Factors affecting long-term outcome after hepatic resection for hepatocellular carcinoma Journal Article

Authors: Vauthey, J. N.; Klimstra, D.; Franceschi, D.; Tao, Y.; Fortner, J.; Blumgart, L.; Brennan, M.
Article Title: Factors affecting long-term outcome after hepatic resection for hepatocellular carcinoma
Abstract: Background: Experience with hepatocellular carcinoma (HCC) is limited in the West and factors affecting outcome after resection are not clearly defined. Methods: Between 1970 and 1992, 106 patients (including 74 Caucasians, 31 Orientals, and 1 black) underwent hepatic resection for HCC at Memorial Sloan-Kettering Cancer Center. Clinical and histopathologic factors of outcome were analyzed. Results: Cirrhosis was present in 33% and 95% were Child-Pugh A. Operative mortality was 6%, 14% in cirrhotics versus 1% in noncirrhotics (P = 0.013). Orientals had a higher prevalence of cirrhosis (68% versus 19%) (P <0.0001) and smaller tumors (mean 8.7 cm versus 11.0 cm) (P = 0.028) compared to Caucasians. Overall survival was 41% and 32% at 5 and 10 years, respectively. By univariate analysis, survival was greater in association with the following: absence of vascular invasion (69% versus 28%, P = 0.002); absence of symptoms (66% versus 38%, P = 0.014); solitary tumor (53% versus 28%, P = 0.014); negative margins (46% versus 21%, P = 0.022); small tumor (≤5 cm) (75% versus 36%, P = 0.027); and presence of tumor capsule (69% versus 35%, P = 0.047). Ethnic origin, cirrhosis, necrosis and grade did not affect survival.

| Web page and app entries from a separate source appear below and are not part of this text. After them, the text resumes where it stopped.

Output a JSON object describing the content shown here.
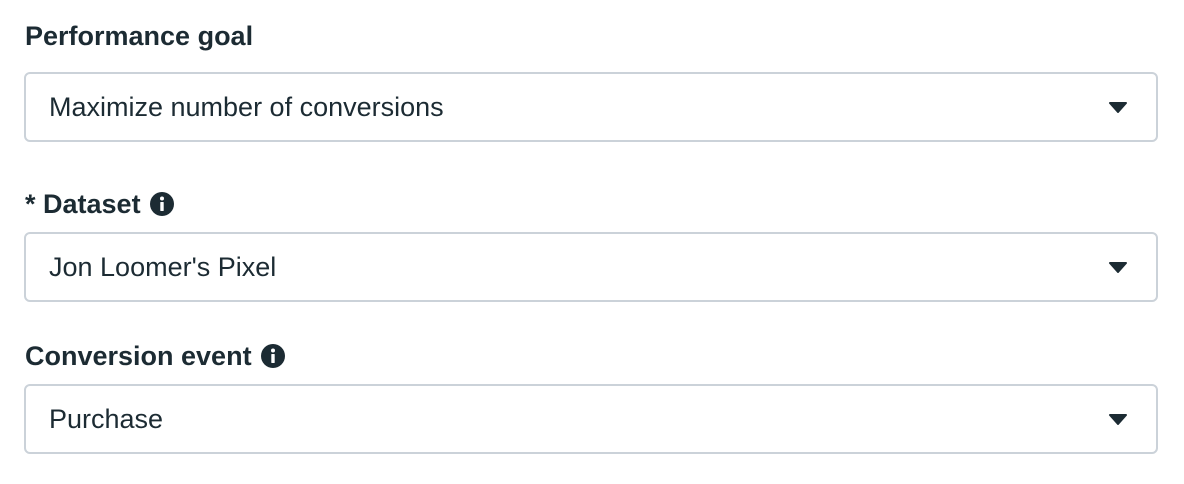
{
  "performance_goal": {
    "label": "Performance goal",
    "value": "Maximize number of conversions",
    "icon": "chevron-down-icon"
  },
  "dataset": {
    "label": "* Dataset",
    "info_icon": "info-icon",
    "value": "Jon Loomer's Pixel",
    "icon": "chevron-down-icon"
  },
  "conversion_event": {
    "label": "Conversion event",
    "info_icon": "info-icon",
    "value": "Purchase",
    "icon": "chevron-down-icon"
  },
  "colors": {
    "text": "#1c2b33",
    "border": "#cbd2d9",
    "background": "#ffffff"
  }
}
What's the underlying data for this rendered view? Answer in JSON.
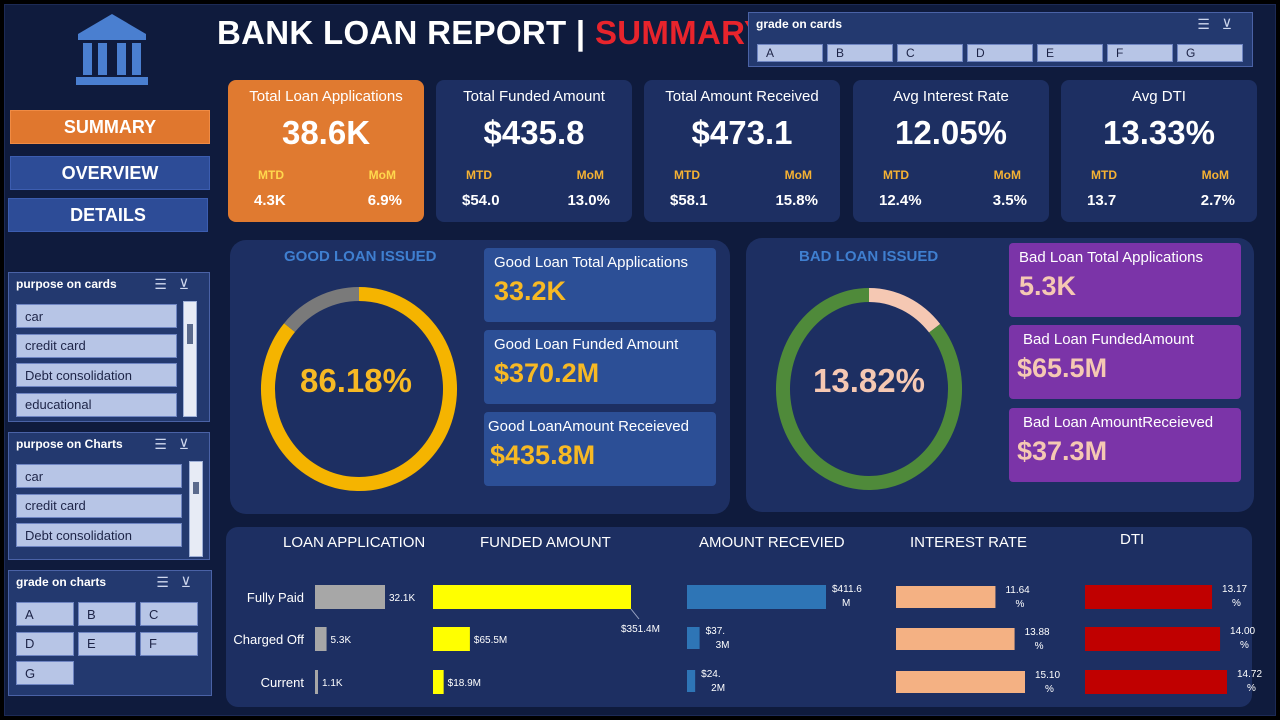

By multivariate analysis, only vascular invasion predicted outcome (P = 0.0025, risk ratio 2.9). Conclusions: One third of patients resected for HCC can be expected to survive long-term. Except for a higher incidence of cirrhosis in Orientals, no major histopathologic or prognostic differences were noted between Orientals and Caucasians undergoing resection. Early cirrhosis (Child-Pugh A) did not adversely affect survival. Vascular invasion predicted long-term outcome. © 1995.
Keywords: survival; adolescent; adult; controlled study; human tissue; treatment outcome; aged; aged, 80 and over; survival rate; retrospective studies; major clinical study; hepatitis b; liver cell carcinoma; liver cirrhosis; carcinoma, hepatocellular; liver neoplasms; conference paper; tumor volume; incidence; risk factors; prediction; postoperative complication; cancer invasion; long term care; blood vessel; liver resection; hepatectomy; tumor growth; ethnic difference; middle age; liver necrosis; human; male; female; priority journal; support, non-u.s. gov't; mongoloid race; caucasoid race
Journal Title: American Journal of Surgery
Volume: 169
Issue: 1
ISSN: 0002-9610
Publisher: Elsevier Inc.  
Date Published: 1995-01-01
Start Page: 28
End Page: 35
Language: English
DOI: 10.1016/s0002-9610(99)80106-8
PUBMED: 7817995
PROVIDER: scopus
Notes: Article -- Export Date: 28 August 2018 -- Source: Scopus
Altmetric Score
MSK Authors
  1. Murray F Brennan
    800 Brennan
  2. Leslie H Blumgart
    346 Blumgart
  3. David S Klimstra
    869 Klimstra
  4. Joseph G Fortner
    19 Fortner
  5. Yue Tao
    17 Tao